The meaning of the proverb is self-evident. We invent what we need; unless we feel the pressure of needs, we are not likely to invent anything. The fable of the thirsty crow who collected pebbles and threw them into the jar to raise the level of water to the bird's reach of lips is well-known.
During the Great War, the British and French ships carried on blockade of German ports. The supply of sugar, oil and many other essentials stopped, But the German scientists discovered substitutes and synthetic products to tide over the difficulty, due to constraint of circumstances.
Mere necessity would not help us much if we are not moved by thought. Animals have their needs but because they lack the power of thinking and ingenuity, they cannot invent anything. They act on instinct and follow a beaten track. Hence, the correct formula should be necessity is the mother of invention but only when it is supported by the power of thinking.
This, of course, is obvious. When man feels the pinching need of anything, he begins to think how he can satisfy his needs. He then sets his mind to the task of invention. Necessity gives the first impulse; the rest is the work of the intellect.
An illustration or two will make this clear. In primitive times men lived by hunting. It became necessary to shoot and bring down the bird flying or the beast running beyond the reach of man. Hence, the bow and the arrow were invented. Clothes were devised as protection against cold, houses for shelter. Implements were invented for production of food. In this way, various instruments were made to secure a better standard of living.
But man is something more than a mere slave of his needs. He creates new needs not always, because they are necessary but because they are good or beautiful symbols of status. Culinary skill has been invented to please the palate. Ornaments were invented to add to female beauty. Man has spent millions trying to invent guided locomotives to the moon and other planets like Mars, not because there is any crying need for the same, but because it gives the thrill of doing the outwardly impossible.

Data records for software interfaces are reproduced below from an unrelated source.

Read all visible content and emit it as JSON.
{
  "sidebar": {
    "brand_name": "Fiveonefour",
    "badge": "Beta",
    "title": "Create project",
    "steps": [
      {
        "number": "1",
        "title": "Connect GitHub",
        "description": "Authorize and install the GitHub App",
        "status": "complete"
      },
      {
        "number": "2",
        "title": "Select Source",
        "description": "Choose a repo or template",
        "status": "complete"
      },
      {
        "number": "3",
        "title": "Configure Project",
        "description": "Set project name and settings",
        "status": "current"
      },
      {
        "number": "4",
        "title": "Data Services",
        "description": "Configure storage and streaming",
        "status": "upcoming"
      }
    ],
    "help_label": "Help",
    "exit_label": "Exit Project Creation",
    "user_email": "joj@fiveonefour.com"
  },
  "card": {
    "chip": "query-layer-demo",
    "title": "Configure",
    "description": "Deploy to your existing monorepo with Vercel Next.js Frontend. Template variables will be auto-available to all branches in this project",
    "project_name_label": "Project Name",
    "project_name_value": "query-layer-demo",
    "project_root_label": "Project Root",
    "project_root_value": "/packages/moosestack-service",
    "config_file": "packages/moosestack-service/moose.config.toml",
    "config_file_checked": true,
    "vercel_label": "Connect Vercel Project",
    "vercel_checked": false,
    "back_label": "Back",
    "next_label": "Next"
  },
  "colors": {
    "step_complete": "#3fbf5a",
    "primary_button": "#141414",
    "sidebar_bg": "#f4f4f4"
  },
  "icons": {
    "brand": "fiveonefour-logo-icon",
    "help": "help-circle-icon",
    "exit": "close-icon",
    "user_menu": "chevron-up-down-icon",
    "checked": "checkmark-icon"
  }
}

Man is not only the slave of his needs but their creator as well. He not only seeks to satisfy his necessity but also his desire for beauty, his lust for power. The mere satisfaction of needs can never be the sole motive for exercising man's faculties for inventiveness. The proverb tells us not to be passive in our attitude to life, not to follow the same old habits and ways to life. The world is changing every day, and we must adapt ourselves to the changing needs and keep pace with them. The more we expand our horizon, the greater will be our incentive to invent new machines and gadgets.